> Source information

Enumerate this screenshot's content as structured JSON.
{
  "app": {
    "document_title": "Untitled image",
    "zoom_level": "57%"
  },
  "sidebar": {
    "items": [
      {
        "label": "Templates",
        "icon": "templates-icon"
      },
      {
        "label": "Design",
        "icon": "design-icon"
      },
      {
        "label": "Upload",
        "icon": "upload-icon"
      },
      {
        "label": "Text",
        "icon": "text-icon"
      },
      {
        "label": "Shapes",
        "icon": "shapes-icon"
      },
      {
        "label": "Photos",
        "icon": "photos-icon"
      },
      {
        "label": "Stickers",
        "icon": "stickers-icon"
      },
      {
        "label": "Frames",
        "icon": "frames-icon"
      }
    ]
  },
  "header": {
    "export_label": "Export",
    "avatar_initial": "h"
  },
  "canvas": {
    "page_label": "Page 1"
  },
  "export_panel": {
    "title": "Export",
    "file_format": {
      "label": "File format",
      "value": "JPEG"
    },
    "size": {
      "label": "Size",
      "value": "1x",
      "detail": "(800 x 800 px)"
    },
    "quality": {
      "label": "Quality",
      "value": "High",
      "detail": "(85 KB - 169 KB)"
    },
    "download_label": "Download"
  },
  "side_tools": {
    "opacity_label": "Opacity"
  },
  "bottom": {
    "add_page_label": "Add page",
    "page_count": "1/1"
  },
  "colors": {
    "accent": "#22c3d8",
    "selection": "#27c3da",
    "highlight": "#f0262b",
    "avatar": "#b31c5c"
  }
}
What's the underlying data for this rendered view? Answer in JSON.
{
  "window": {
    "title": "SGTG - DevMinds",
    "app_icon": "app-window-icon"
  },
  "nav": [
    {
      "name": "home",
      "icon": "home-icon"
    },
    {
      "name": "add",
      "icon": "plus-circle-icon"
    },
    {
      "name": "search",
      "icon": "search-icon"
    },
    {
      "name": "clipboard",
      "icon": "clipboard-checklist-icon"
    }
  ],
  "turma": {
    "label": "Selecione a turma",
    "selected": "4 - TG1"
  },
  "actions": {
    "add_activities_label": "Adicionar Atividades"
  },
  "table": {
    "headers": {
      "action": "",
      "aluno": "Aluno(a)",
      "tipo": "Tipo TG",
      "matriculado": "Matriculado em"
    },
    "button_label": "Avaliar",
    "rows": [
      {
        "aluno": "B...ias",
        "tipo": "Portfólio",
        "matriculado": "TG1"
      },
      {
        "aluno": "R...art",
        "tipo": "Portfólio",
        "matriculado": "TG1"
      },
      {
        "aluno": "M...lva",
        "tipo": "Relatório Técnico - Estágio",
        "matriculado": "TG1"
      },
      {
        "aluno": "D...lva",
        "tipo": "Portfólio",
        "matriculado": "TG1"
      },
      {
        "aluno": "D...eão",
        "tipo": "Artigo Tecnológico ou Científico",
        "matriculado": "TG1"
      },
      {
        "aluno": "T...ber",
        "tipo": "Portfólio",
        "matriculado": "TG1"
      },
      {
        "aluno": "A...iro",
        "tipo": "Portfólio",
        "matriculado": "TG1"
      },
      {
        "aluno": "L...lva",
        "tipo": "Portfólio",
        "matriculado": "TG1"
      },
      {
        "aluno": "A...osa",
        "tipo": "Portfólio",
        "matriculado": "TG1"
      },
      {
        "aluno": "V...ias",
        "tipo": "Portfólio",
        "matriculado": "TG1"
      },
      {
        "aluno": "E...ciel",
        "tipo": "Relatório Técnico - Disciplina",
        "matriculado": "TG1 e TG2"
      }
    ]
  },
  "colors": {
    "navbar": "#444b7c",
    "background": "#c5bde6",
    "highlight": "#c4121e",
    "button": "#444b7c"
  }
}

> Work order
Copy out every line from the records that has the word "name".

> The answer
      "name": "home",
      "name": "add",
      "name": "search",
      "name": "clipboard",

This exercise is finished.